- _PROBLEM DESCRIPTION_: Leaving out the pictures, output each record exactly as it stands.

::: EXERCISE INPUT

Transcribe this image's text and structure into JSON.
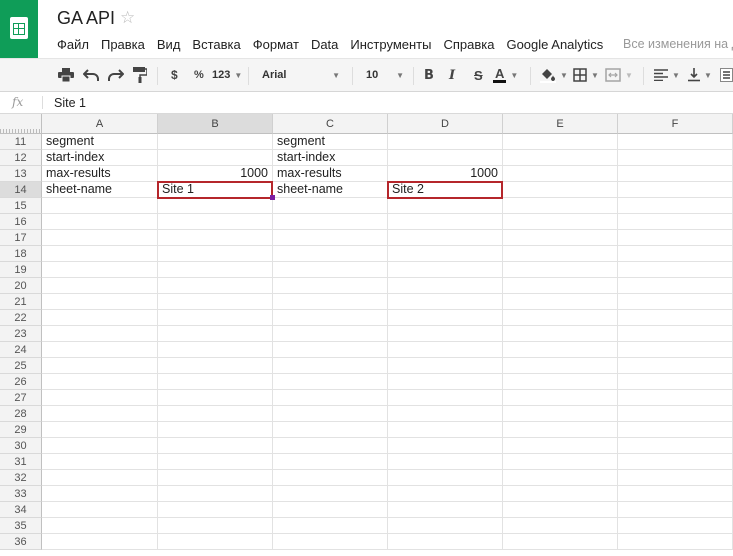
{
  "document": {
    "title": "GA API"
  },
  "menu": [
    "Файл",
    "Правка",
    "Вид",
    "Вставка",
    "Формат",
    "Data",
    "Инструменты",
    "Справка",
    "Google Analytics"
  ],
  "save_status": "Все изменения на Д",
  "toolbar": {
    "currency": "$",
    "percent": "%",
    "number_format": "123",
    "font": "Arial",
    "font_size": "10",
    "bold": "B",
    "italic": "I",
    "strike": "S",
    "text_color": "A",
    "accent_color": "#b5262b"
  },
  "formula_bar": {
    "fx": "fx",
    "value": "Site 1"
  },
  "grid": {
    "columns": [
      "A",
      "B",
      "C",
      "D",
      "E",
      "F"
    ],
    "selected_column": "B",
    "rows": [
      {
        "n": "11",
        "cells": [
          "segment",
          "",
          "segment",
          "",
          "",
          ""
        ]
      },
      {
        "n": "12",
        "cells": [
          "start-index",
          "",
          "start-index",
          "",
          "",
          ""
        ]
      },
      {
        "n": "13",
        "cells": [
          "max-results",
          "1000",
          "max-results",
          "1000",
          "",
          ""
        ]
      },
      {
        "n": "14",
        "cells": [
          "sheet-name",
          "Site 1",
          "sheet-name",
          "Site 2",
          "",
          ""
        ]
      },
      {
        "n": "15",
        "cells": [
          "",
          "",
          "",
          "",
          "",
          ""
        ]
      },
      {
        "n": "16",
        "cells": [
          "",
          "",
          "",
          "",
          "",
          ""
        ]
      },
      {
        "n": "17",
        "cells": [
          "",
          "",
          "",
          "",
          "",
          ""
        ]
      },
      {
        "n": "18",
        "cells": [
          "",
          "",
          "",
          "",
          "",
          ""
        ]
      },
      {
        "n": "19",
        "cells": [
          "",
          "",
          "",
          "",
          "",
          ""
        ]
      },
      {
        "n": "20",
        "cells": [
          "",
          "",
          "",
          "",
          "",
          ""
        ]
      },
      {
        "n": "21",
        "cells": [
          "",
          "",
          "",
          "",
          "",
          ""
        ]
      },
      {
        "n": "22",
        "cells": [
          "",
          "",
          "",
          "",
          "",
          ""
        ]
      },
      {
        "n": "23",
        "cells": [
          "",
          "",
          "",
          "",
          "",
          ""
        ]
      },
      {
        "n": "24",
        "cells": [
          "",
          "",
          "",
          "",
          "",
          ""
        ]
      },
      {
        "n": "25",
        "cells": [
          "",
          "",
          "",
          "",
          "",
          ""
        ]
      },
      {
        "n": "26",
        "cells": [
          "",
          "",
          "",
          "",
          "",
          ""
        ]
      },
      {
        "n": "27",
        "cells": [
          "",
          "",
          "",
          "",
          "",
          ""
        ]
      },
      {
        "n": "28",
        "cells": [
          "",
          "",
          "",
          "",
          "",
          ""
        ]
      },
      {
        "n": "29",
        "cells": [
          "",
          "",
          "",
          "",
          "",
          ""
        ]
      },
      {
        "n": "30",
        "cells": [
          "",
          "",
          "",
          "",
          "",
          ""
        ]
      },
      {
        "n": "31",
        "cells": [
          "",
          "",
          "",
          "",
          "",
          ""
        ]
      },
      {
        "n": "32",
        "cells": [
          "",
          "",
          "",
          "",
          "",
          ""
        ]
      },
      {
        "n": "33",
        "cells": [
          "",
          "",
          "",
          "",
          "",
          ""
        ]
      },
      {
        "n": "34",
        "cells": [
          "",
          "",
          "",
          "",
          "",
          ""
        ]
      },
      {
        "n": "35",
        "cells": [
          "",
          "",
          "",
          "",
          "",
          ""
        ]
      },
      {
        "n": "36",
        "cells": [
          "",
          "",
          "",
          "",
          "",
          ""
        ]
      }
    ],
    "selected_row": "14",
    "active_cell": "B14",
    "highlighted_cell": "D14"
  }
}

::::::

- _EXERCISE RESPONSE_:
Transcribe this image's text and structure into JSON.
{
  "document": {
    "title": "GA API"
  },
  "menu": [
    "Файл",
    "Правка",
    "Вид",
    "Вставка",
    "Формат",
    "Data",
    "Инструменты",
    "Справка",
    "Google Analytics"
  ],
  "save_status": "Все изменения на Д",
  "toolbar": {
    "currency": "$",
    "percent": "%",
    "number_format": "123",
    "font": "Arial",
    "font_size": "10",
    "bold": "B",
    "italic": "I",
    "strike": "S",
    "text_color": "A",
    "accent_color": "#b5262b"
  },
  "formula_bar": {
    "fx": "fx",
    "value": "Site 1"
  },
  "grid": {
    "columns": [
      "A",
      "B",
      "C",
      "D",
      "E",
      "F"
    ],
    "selected_column": "B",
    "rows": [
      {
        "n": "11",
        "cells": [
          "segment",
          "",
          "segment",
          "",
          "",
          ""
        ]
      },
      {
        "n": "12",
        "cells": [
          "start-index",
          "",
          "start-index",
          "",
          "",
          ""
        ]
      },
      {
        "n": "13",
        "cells": [
          "max-results",
          "1000",
          "max-results",
          "1000",
          "",
          ""
        ]
      },
      {
        "n": "14",
        "cells": [
          "sheet-name",
          "Site 1",
          "sheet-name",
          "Site 2",
          "",
          ""
        ]
      },
      {
        "n": "15",
        "cells": [
          "",
          "",
          "",
          "",
          "",
          ""
        ]
      },
      {
        "n": "16",
        "cells": [
          "",
          "",
          "",
          "",
          "",
          ""
        ]
      },
      {
        "n": "17",
        "cells": [
          "",
          "",
          "",
          "",
          "",
          ""
        ]
      },
      {
        "n": "18",
        "cells": [
          "",
          "",
          "",
          "",
          "",
          ""
        ]
      },
      {
        "n": "19",
        "cells": [
          "",
          "",
          "",
          "",
          "",
          ""
        ]
      },
      {
        "n": "20",
        "cells": [
          "",
          "",
          "",
          "",
          "",
          ""
        ]
      },
      {
        "n": "21",
        "cells": [
          "",
          "",
          "",
          "",
          "",
          ""
        ]
      },
      {
        "n": "22",
        "cells": [
          "",
          "",
          "",
          "",
          "",
          ""
        ]
      },
      {
        "n": "23",
        "cells": [
          "",
          "",
          "",
          "",
          "",
          ""
        ]
      },
      {
        "n": "24",
        "cells": [
          "",
          "",
          "",
          "",
          "",
          ""
        ]
      },
      {
        "n": "25",
        "cells": [
          "",
          "",
          "",
          "",
          "",
          ""
        ]
      },
      {
        "n": "26",
        "cells": [
          "",
          "",
          "",
          "",
          "",
          ""
        ]
      },
      {
        "n": "27",
        "cells": [
          "",
          "",
          "",
          "",
          "",
          ""
        ]
      },
      {
        "n": "28",
        "cells": [
          "",
          "",
          "",
          "",
          "",
          ""
        ]
      },
      {
        "n": "29",
        "cells": [
          "",
          "",
          "",
          "",
          "",
          ""
        ]
      },
      {
        "n": "30",
        "cells": [
          "",
          "",
          "",
          "",
          "",
          ""
        ]
      },
      {
        "n": "31",
        "cells": [
          "",
          "",
          "",
          "",
          "",
          ""
        ]
      },
      {
        "n": "32",
        "cells": [
          "",
          "",
          "",
          "",
          "",
          ""
        ]
      },
      {
        "n": "33",
        "cells": [
          "",
          "",
          "",
          "",
          "",
          ""
        ]
      },
      {
        "n": "34",
        "cells": [
          "",
          "",
          "",
          "",
          "",
          ""
        ]
      },
      {
        "n": "35",
        "cells": [
          "",
          "",
          "",
          "",
          "",
          ""
        ]
      },
      {
        "n": "36",
        "cells": [
          "",
          "",
          "",
          "",
          "",
          ""
        ]
      }
    ],
    "selected_row": "14",
    "active_cell": "B14",
    "highlighted_cell": "D14"
  }
}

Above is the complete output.